Thousands make racket at Van Gogh rally
3 November 2004, AMSTERDAM — An estimated 20,000 people took part in "seven-minutes of noise" in central Amsterdam on Tuesday evening to honour outspoken filmmaker Theo van Gogh, who was shot and stabbed to death earlier in the day.
3 November 2004
AMSTERDAM — An estimated 20,000 people took part in "seven-minutes of noise" in central Amsterdam on Tuesday evening to honour outspoken filmmaker Theo van Gogh, who was shot and stabbed to death earlier in the day.
The sign reads: stop all fascists.
Van Gogh and Somali-born MP Ayaan Hirsi Ali had received several death threats after the screening in August of the film that criticised the Koran for allegedly sanctioning domestic violence against women in Islamic societies.
The government sent a letter to Parliament on Tuesday evening in which it said the police were giving weight to the theory the 26-year-old Moroccan-Dutch man arrested for the killing came from a "radical Islamic background".
The suspect was not one of the key 150 people in the Netherlands the security service (AIVD) believe have links to terrorist groups, the letter said, but the suspect had "contacts" with these people.
Detectives are also trying to establish if other people were involved in the assassination.
Later on Tuesday, an estimated 20,000 people thronged into Dam Square in Central Amsterdam to take part in the rally to honour Van Gogh and to express their support for freedom of expression.
Mayor Cohen asked the public to make a "racket" and an "ear-deafening noise" to loudly express their abhorrence at the killing and to support free speech.
Although the rally was announced while most people were at work, many came with candles, signs and anything capable of making a loud noise. These included horns, drums, pots and pans and anything that could generate a "racket".
The focal point of the rally was "seven minutes of noise" during which a performer banged a large drum on a stage and the public reciprocated by shouting, clapping and using their props to make as much noise as possible.
At the end of the rally, the public observed a two-minute silence in Van Gogh's honour.
A big screen relayed the speeches to the crowd.
He said Van Gogh — whom he likened to Voltaire — was an outspoken man who had had disagreements with a lot of people, including the mayor himself. "And that must be allowed," Cohen said.

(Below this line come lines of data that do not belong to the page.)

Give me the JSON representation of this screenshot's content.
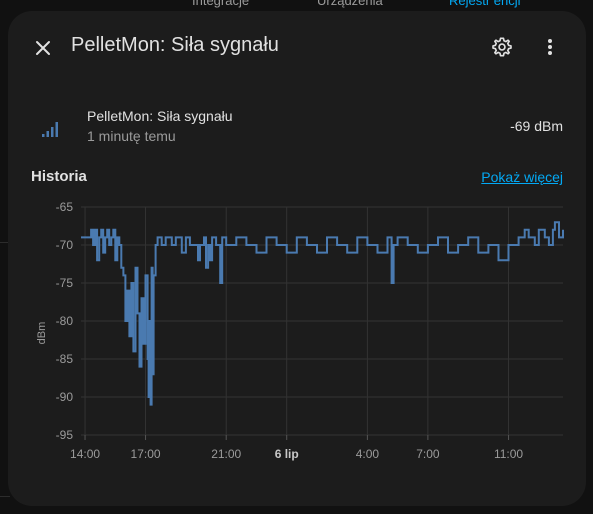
{
  "background_tabs": [
    "Integracje",
    "Urządzenia",
    "Rejestr encji"
  ],
  "dialog": {
    "title": "PelletMon: Siła sygnału",
    "close_icon": "close-icon",
    "settings_icon": "gear-icon",
    "menu_icon": "dots-vertical-icon"
  },
  "entity": {
    "icon": "signal-strength-icon",
    "name": "PelletMon: Siła sygnału",
    "last_changed": "1 minutę temu",
    "state": "-69 dBm"
  },
  "history": {
    "title": "Historia",
    "show_more": "Pokaż więcej"
  },
  "colors": {
    "accent": "#03a9f4",
    "series": "#4a7ab0",
    "surface": "#1c1c1c"
  },
  "chart_data": {
    "type": "line",
    "ylabel": "dBm",
    "ylim": [
      -95,
      -65
    ],
    "y_ticks": [
      "-65",
      "-70",
      "-75",
      "-80",
      "-85",
      "-90",
      "-95"
    ],
    "x_ticks": [
      "14:00",
      "17:00",
      "21:00",
      "6 lip",
      "4:00",
      "7:00",
      "11:00"
    ],
    "x_tick_bold": [
      false,
      false,
      false,
      true,
      false,
      false,
      false
    ],
    "x_tick_hours": [
      0,
      3,
      7,
      10,
      14,
      17,
      21
    ],
    "x_range_hours": [
      -0.2,
      23.7
    ],
    "grid": true,
    "series": [
      {
        "points": [
          [
            -0.2,
            -69
          ],
          [
            0.1,
            -69
          ],
          [
            0.3,
            -68
          ],
          [
            0.4,
            -70
          ],
          [
            0.5,
            -68
          ],
          [
            0.6,
            -72
          ],
          [
            0.7,
            -69
          ],
          [
            0.8,
            -68
          ],
          [
            0.9,
            -71
          ],
          [
            1.0,
            -69
          ],
          [
            1.1,
            -68
          ],
          [
            1.2,
            -70
          ],
          [
            1.3,
            -69
          ],
          [
            1.4,
            -68
          ],
          [
            1.5,
            -72
          ],
          [
            1.6,
            -69
          ],
          [
            1.7,
            -70
          ],
          [
            1.8,
            -73
          ],
          [
            1.9,
            -74
          ],
          [
            2.0,
            -80
          ],
          [
            2.1,
            -76
          ],
          [
            2.2,
            -82
          ],
          [
            2.3,
            -75
          ],
          [
            2.4,
            -84
          ],
          [
            2.5,
            -73
          ],
          [
            2.6,
            -79
          ],
          [
            2.7,
            -86
          ],
          [
            2.8,
            -77
          ],
          [
            2.9,
            -83
          ],
          [
            3.0,
            -74
          ],
          [
            3.1,
            -85
          ],
          [
            3.15,
            -90
          ],
          [
            3.2,
            -80
          ],
          [
            3.25,
            -91
          ],
          [
            3.3,
            -73
          ],
          [
            3.35,
            -87
          ],
          [
            3.4,
            -74
          ],
          [
            3.5,
            -70
          ],
          [
            3.6,
            -69
          ],
          [
            3.8,
            -70
          ],
          [
            4.0,
            -69
          ],
          [
            4.3,
            -70
          ],
          [
            4.5,
            -69
          ],
          [
            4.8,
            -71
          ],
          [
            5.0,
            -69
          ],
          [
            5.2,
            -70
          ],
          [
            5.5,
            -70
          ],
          [
            5.6,
            -72
          ],
          [
            5.7,
            -70
          ],
          [
            5.9,
            -69
          ],
          [
            6.0,
            -73
          ],
          [
            6.1,
            -70
          ],
          [
            6.2,
            -72
          ],
          [
            6.3,
            -69
          ],
          [
            6.5,
            -70
          ],
          [
            6.7,
            -75
          ],
          [
            6.8,
            -69
          ],
          [
            7.0,
            -70
          ],
          [
            7.5,
            -69
          ],
          [
            8.0,
            -70
          ],
          [
            8.5,
            -71
          ],
          [
            9.0,
            -69
          ],
          [
            9.5,
            -70
          ],
          [
            10.0,
            -71
          ],
          [
            10.5,
            -69
          ],
          [
            11.0,
            -70
          ],
          [
            11.5,
            -71
          ],
          [
            12.0,
            -69
          ],
          [
            12.5,
            -70
          ],
          [
            13.0,
            -71
          ],
          [
            13.5,
            -69
          ],
          [
            14.0,
            -70
          ],
          [
            14.5,
            -71
          ],
          [
            15.0,
            -69
          ],
          [
            15.2,
            -75
          ],
          [
            15.3,
            -70
          ],
          [
            15.5,
            -69
          ],
          [
            16.0,
            -70
          ],
          [
            16.5,
            -71
          ],
          [
            17.0,
            -70
          ],
          [
            17.5,
            -69
          ],
          [
            18.0,
            -71
          ],
          [
            18.5,
            -70
          ],
          [
            19.0,
            -69
          ],
          [
            19.5,
            -71
          ],
          [
            20.0,
            -70
          ],
          [
            20.5,
            -72
          ],
          [
            21.0,
            -70
          ],
          [
            21.5,
            -69
          ],
          [
            21.8,
            -68
          ],
          [
            22.0,
            -69
          ],
          [
            22.3,
            -70
          ],
          [
            22.5,
            -68
          ],
          [
            22.8,
            -69
          ],
          [
            23.0,
            -70
          ],
          [
            23.2,
            -68
          ],
          [
            23.3,
            -67
          ],
          [
            23.5,
            -69
          ],
          [
            23.7,
            -68
          ]
        ]
      }
    ]
  }
}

Immigration minister Rita Verdonk — who has implemented policies to expel 26,000 unsuccessful applicants for asylum — was booed by sections of the crowd before and during her speech. But many people clapped politely.

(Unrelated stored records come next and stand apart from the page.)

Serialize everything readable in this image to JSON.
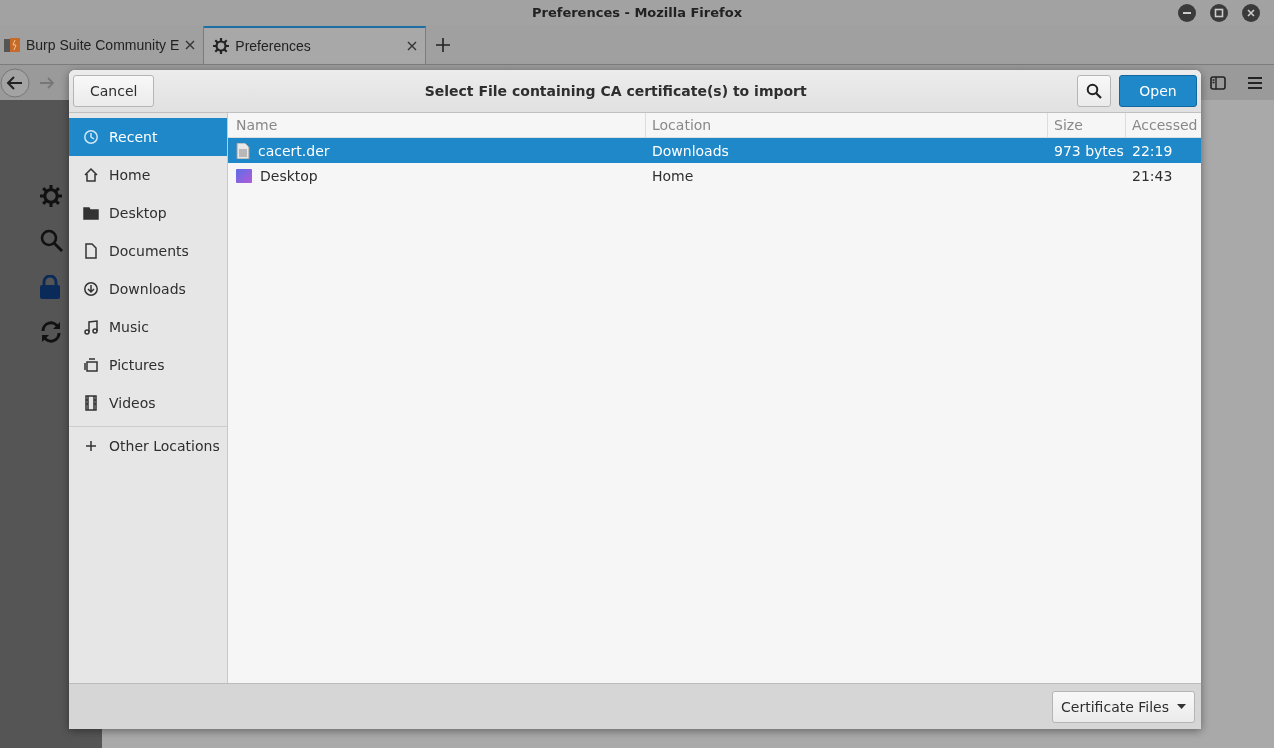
{
  "window": {
    "title": "Preferences - Mozilla Firefox"
  },
  "tabs": [
    {
      "label": "Burp Suite Community E",
      "kind": "burp",
      "selected": false
    },
    {
      "label": "Preferences",
      "kind": "gear",
      "selected": true
    }
  ],
  "dialog": {
    "title": "Select File containing CA certificate(s) to import",
    "cancel": "Cancel",
    "open": "Open",
    "places": [
      {
        "label": "Recent",
        "kind": "recent",
        "selected": true
      },
      {
        "label": "Home",
        "kind": "home",
        "selected": false
      },
      {
        "label": "Desktop",
        "kind": "folder",
        "selected": false
      },
      {
        "label": "Documents",
        "kind": "document",
        "selected": false
      },
      {
        "label": "Downloads",
        "kind": "download",
        "selected": false
      },
      {
        "label": "Music",
        "kind": "music",
        "selected": false
      },
      {
        "label": "Pictures",
        "kind": "pictures",
        "selected": false
      },
      {
        "label": "Videos",
        "kind": "videos",
        "selected": false
      }
    ],
    "other_locations": "Other Locations",
    "columns": [
      "Name",
      "Location",
      "Size",
      "Accessed"
    ],
    "files": [
      {
        "name": "cacert.der",
        "location": "Downloads",
        "size": "973 bytes",
        "accessed": "22:19",
        "kind": "file",
        "selected": true
      },
      {
        "name": "Desktop",
        "location": "Home",
        "accessed": "21:43",
        "kind": "desktop",
        "selected": false
      }
    ],
    "filter": "Certificate Files"
  }
}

Her ministry is also responsible for introducing compulsory integration exams for immigrants.
She said Van Gogh often expressed his arguments in rude and course terms, but freedom of expression was the cornerstone of Dutch society.
The mood remained good-humoured despite outrage at the killing.
Meanwhile, the debate continues about whether Van Gogh should have had bodyguards as Hirsi Ali does.
In the letter to Parliament, Justice Minister Piet Hein Donner and Interior Minister Johan Remkes revealed that Van Gogh was given security as a precautionary measure on several occasions in recent months.
From August 28-30, police monitored Van Gogh's house after the film Submission was screened.
Extra measures were also taken on September 16 when Van Gogh took part in a panel discussion programme because a group had threatened to disrupt the evening, the letter said.
Minister Remkes added: "As a government and a society we must all make clear we will not tolerate this cowardly and violent desecration of the right to free speech".
Remkes, who is in charge of policing in the Netherlands, also cautioned the public to remain calm as he said there was "a risk of stigmatisation of certain groups in society".
[Copyright Expatica News 2004]
Subject: Dutch news, Theo van Gogh